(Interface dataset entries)
== Segment start ==
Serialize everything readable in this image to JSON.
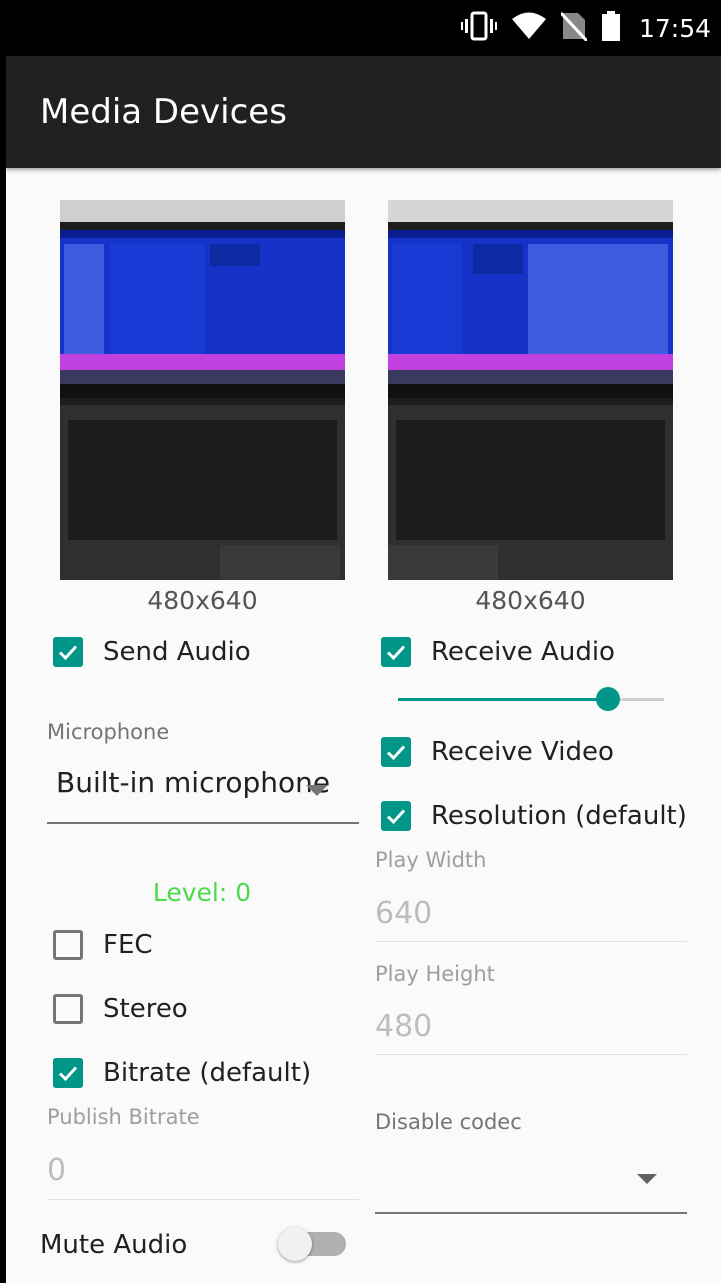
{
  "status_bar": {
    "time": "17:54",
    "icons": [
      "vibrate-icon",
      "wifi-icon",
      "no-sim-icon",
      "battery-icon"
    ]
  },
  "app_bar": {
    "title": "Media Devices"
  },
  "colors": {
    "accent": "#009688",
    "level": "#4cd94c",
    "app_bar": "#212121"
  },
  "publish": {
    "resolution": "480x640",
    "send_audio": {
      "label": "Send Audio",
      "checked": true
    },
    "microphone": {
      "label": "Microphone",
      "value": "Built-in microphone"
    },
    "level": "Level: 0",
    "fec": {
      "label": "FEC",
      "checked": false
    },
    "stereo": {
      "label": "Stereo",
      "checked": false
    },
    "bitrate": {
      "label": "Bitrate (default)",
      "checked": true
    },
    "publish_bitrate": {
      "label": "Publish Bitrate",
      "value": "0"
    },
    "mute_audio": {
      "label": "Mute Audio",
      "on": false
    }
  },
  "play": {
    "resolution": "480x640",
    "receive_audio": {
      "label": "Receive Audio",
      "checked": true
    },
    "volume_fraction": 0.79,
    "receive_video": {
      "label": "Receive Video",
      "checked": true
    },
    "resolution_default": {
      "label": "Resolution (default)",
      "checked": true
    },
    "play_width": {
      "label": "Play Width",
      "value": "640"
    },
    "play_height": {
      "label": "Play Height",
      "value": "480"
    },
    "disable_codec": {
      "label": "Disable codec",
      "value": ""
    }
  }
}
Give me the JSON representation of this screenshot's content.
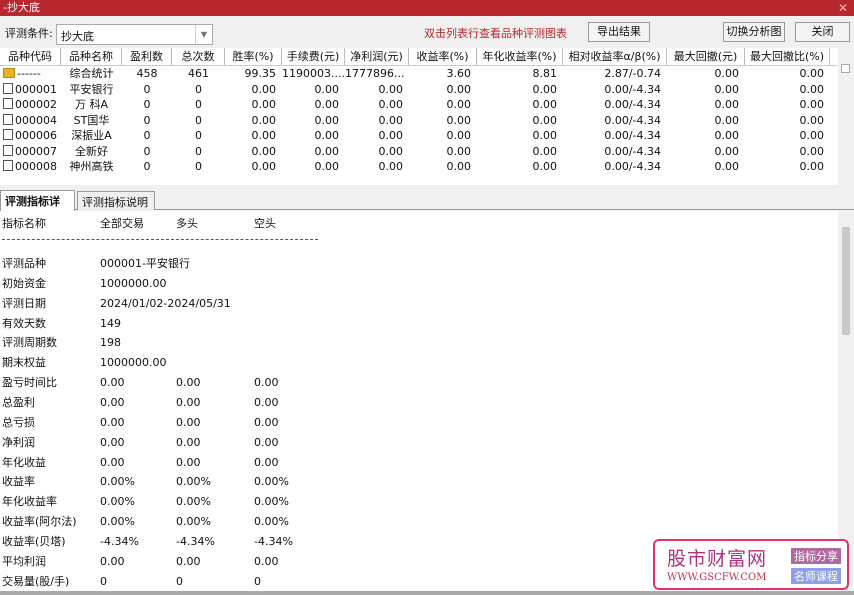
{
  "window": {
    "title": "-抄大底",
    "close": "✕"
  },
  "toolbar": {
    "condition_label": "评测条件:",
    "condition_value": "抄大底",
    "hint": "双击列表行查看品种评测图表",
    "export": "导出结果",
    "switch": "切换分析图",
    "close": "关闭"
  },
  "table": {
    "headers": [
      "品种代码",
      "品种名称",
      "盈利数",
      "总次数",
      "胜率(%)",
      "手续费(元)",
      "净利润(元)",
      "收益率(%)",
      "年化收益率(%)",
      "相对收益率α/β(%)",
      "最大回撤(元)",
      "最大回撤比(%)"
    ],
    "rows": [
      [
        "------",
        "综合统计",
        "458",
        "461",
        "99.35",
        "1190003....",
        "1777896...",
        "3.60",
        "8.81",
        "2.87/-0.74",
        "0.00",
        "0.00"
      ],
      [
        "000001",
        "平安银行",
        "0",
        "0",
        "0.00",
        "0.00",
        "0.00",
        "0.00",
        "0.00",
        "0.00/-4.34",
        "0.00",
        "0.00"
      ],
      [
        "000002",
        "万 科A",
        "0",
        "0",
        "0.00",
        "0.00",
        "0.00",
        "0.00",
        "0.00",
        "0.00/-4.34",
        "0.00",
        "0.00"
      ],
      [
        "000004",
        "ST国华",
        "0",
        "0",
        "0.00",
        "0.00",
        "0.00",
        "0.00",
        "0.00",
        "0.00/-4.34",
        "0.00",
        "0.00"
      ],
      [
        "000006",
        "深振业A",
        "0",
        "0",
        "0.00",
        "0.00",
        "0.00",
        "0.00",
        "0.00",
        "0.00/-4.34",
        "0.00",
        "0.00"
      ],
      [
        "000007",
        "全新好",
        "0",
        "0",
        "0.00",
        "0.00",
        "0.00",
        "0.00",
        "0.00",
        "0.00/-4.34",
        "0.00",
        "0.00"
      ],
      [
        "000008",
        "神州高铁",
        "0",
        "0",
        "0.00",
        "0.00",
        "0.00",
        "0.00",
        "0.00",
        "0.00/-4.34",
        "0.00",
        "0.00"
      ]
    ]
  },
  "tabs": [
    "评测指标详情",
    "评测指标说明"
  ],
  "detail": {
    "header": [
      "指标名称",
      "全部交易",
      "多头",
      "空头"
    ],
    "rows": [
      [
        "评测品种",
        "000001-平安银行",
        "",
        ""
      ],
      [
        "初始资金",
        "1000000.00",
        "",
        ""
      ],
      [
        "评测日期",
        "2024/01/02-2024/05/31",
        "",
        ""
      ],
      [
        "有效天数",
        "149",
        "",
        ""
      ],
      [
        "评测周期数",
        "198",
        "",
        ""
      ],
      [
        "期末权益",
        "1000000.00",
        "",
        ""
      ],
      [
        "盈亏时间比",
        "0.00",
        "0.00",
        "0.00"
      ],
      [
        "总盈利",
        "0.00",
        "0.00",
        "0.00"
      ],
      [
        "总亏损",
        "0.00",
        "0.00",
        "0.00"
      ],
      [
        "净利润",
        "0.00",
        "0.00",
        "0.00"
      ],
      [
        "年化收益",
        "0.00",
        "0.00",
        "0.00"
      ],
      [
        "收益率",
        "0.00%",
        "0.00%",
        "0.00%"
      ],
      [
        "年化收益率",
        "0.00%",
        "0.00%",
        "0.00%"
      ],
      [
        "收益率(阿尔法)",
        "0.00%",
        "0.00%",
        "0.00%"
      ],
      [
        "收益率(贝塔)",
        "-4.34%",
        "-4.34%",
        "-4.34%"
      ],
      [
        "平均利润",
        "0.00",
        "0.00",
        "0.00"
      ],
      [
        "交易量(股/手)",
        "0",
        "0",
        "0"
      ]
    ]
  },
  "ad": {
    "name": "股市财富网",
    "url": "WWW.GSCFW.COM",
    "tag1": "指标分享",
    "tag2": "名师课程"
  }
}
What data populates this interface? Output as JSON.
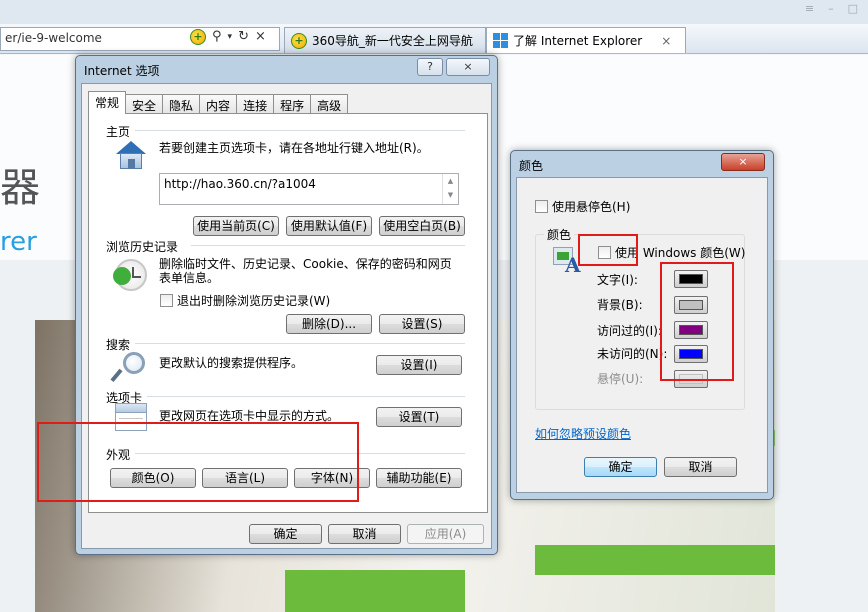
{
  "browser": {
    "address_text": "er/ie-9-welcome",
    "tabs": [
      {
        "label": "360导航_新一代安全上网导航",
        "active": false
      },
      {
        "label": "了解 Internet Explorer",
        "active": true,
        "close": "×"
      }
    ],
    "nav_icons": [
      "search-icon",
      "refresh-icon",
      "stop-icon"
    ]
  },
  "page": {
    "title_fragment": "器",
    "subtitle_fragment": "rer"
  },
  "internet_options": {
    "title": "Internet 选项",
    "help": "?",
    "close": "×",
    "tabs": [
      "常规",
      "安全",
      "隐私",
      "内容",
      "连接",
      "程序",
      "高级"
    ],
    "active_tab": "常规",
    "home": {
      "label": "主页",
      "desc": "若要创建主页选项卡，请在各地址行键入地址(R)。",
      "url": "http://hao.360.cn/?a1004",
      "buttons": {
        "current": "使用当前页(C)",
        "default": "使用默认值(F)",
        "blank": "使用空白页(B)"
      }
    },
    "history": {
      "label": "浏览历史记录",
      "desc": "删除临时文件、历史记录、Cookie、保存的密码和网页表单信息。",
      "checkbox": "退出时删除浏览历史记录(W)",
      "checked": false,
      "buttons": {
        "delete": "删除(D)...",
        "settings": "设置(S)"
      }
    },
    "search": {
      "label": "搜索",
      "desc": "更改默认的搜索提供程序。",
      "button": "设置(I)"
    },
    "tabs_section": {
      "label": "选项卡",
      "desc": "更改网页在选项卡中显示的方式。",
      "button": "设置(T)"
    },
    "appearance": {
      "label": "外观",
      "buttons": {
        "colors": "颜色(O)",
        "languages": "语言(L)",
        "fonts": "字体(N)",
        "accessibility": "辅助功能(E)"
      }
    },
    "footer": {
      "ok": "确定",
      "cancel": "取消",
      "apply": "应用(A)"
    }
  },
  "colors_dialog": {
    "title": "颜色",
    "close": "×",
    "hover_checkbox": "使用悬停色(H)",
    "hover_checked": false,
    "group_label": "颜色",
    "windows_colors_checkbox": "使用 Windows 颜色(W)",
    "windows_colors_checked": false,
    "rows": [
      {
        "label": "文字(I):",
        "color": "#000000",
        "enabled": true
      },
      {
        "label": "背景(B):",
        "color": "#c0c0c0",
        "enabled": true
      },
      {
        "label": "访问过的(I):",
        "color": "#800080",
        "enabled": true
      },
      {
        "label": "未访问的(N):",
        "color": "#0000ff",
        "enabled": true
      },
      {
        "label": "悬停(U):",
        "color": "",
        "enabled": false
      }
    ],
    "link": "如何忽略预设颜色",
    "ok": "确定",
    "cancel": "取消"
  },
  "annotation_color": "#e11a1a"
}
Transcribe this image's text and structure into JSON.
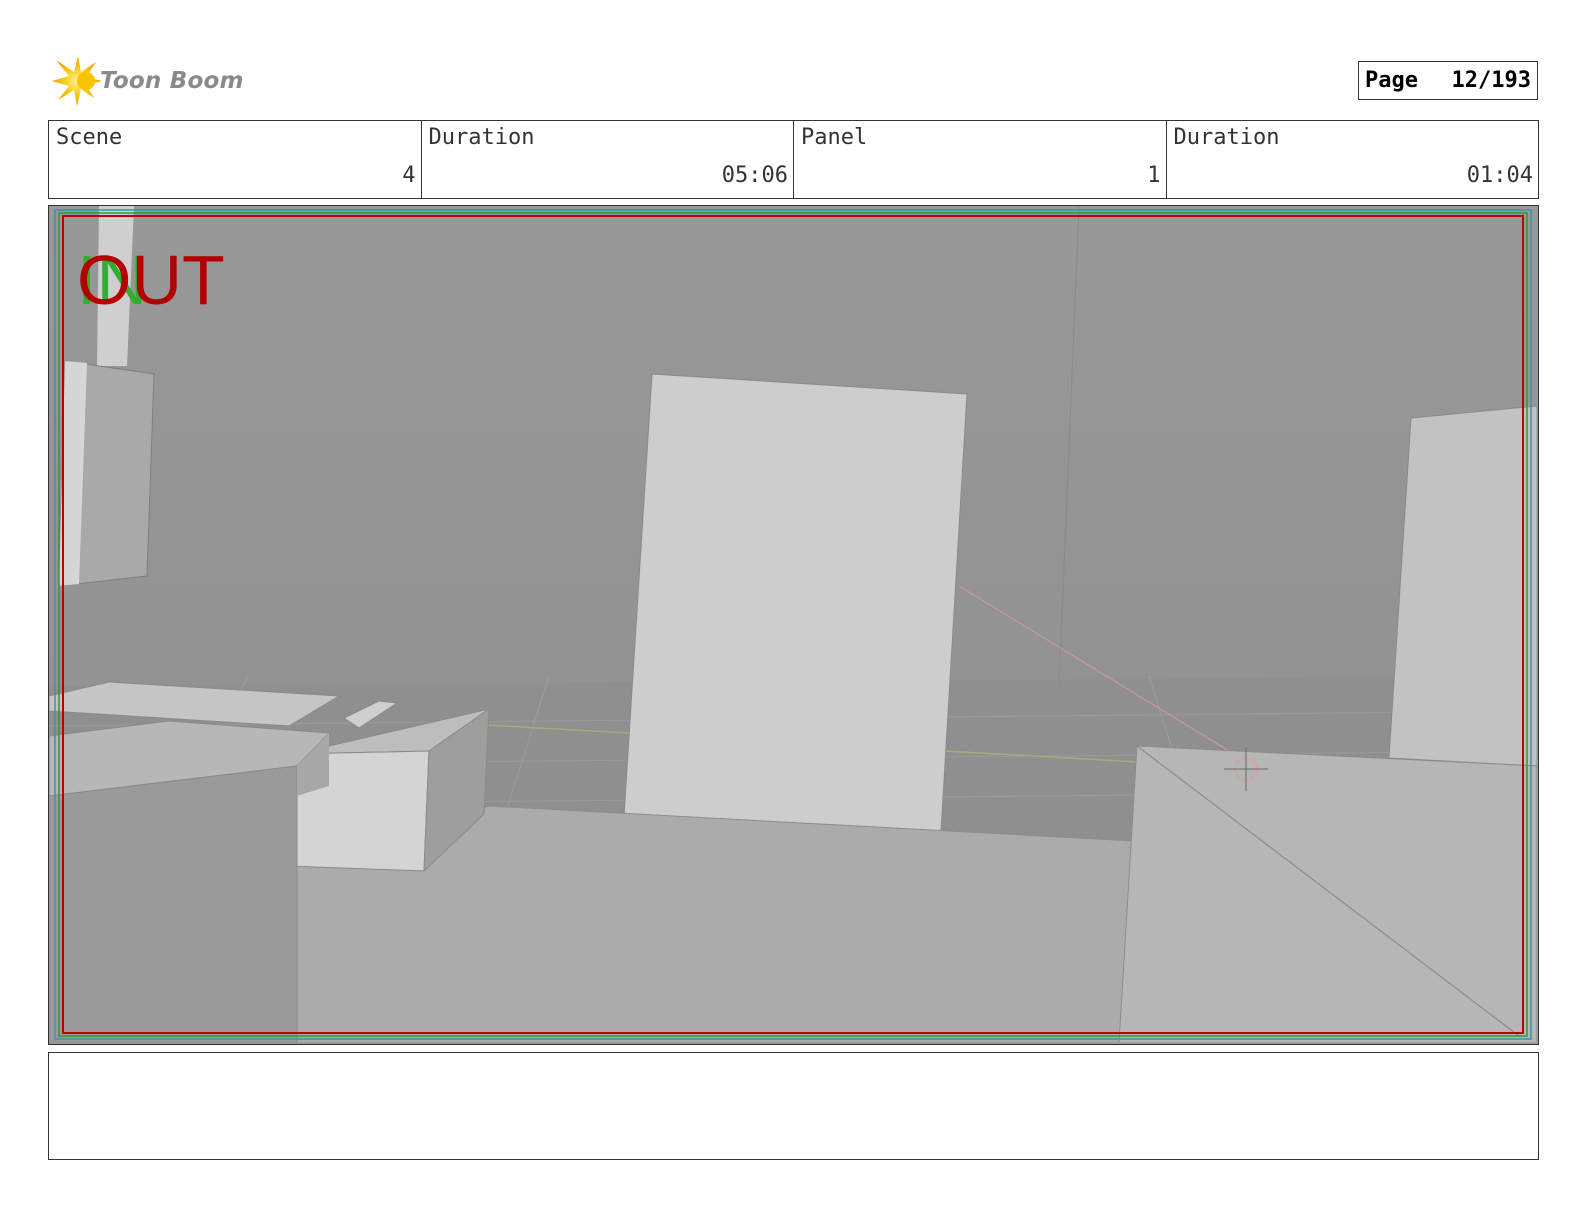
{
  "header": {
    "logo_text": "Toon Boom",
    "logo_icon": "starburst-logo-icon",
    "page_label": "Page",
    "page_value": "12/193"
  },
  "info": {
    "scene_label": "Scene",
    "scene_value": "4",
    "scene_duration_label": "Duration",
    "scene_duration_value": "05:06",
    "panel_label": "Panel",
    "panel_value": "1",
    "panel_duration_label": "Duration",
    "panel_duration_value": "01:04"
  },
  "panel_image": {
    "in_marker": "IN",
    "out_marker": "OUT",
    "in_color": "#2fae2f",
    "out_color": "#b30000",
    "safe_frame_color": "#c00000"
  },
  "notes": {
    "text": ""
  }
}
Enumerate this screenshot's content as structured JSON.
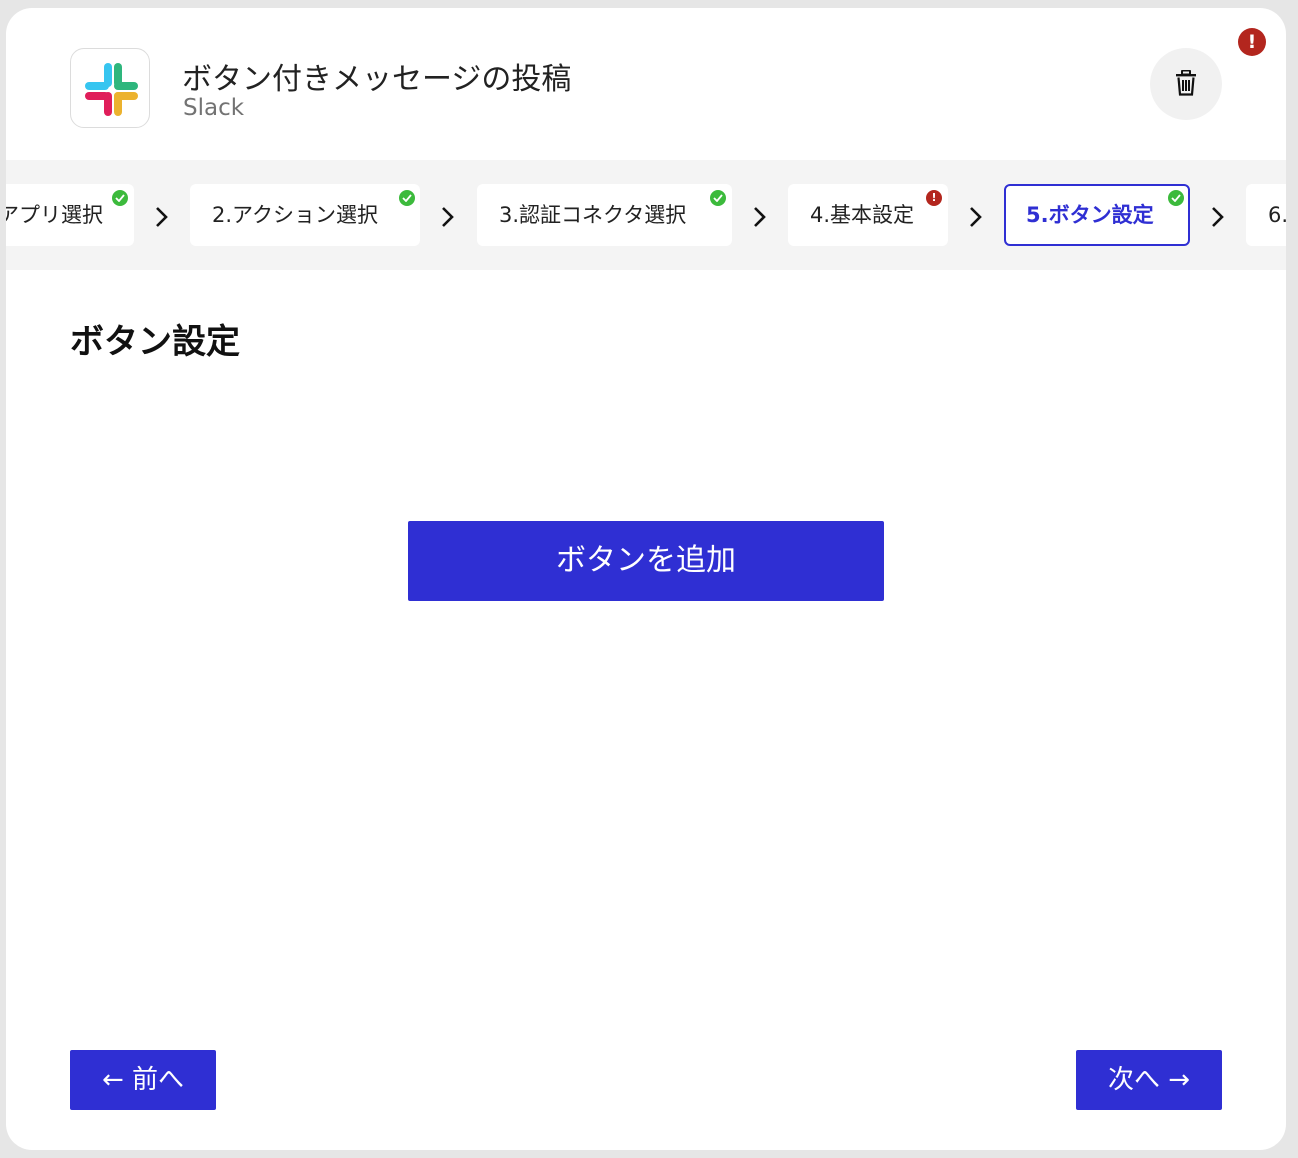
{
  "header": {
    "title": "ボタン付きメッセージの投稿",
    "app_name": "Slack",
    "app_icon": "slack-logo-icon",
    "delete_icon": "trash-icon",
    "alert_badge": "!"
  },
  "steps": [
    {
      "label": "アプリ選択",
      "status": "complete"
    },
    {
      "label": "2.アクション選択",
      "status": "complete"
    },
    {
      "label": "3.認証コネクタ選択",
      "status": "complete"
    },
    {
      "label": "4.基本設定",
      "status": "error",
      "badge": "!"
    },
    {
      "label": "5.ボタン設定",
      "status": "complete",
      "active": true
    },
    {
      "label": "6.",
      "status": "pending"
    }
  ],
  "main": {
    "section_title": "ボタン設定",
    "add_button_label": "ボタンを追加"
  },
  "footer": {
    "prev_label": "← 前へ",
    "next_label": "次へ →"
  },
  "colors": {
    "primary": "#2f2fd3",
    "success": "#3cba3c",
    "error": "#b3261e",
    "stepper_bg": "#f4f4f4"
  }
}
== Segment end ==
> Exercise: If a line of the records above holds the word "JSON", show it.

> Task output:
Serialize everything readable in this image to JSON.
Give me the JSON representation of this screenshot's content.
What data populates this interface? Output as JSON.
Transcribe this image's text and structure into JSON.
Enumerate this screenshot's content as structured JSON.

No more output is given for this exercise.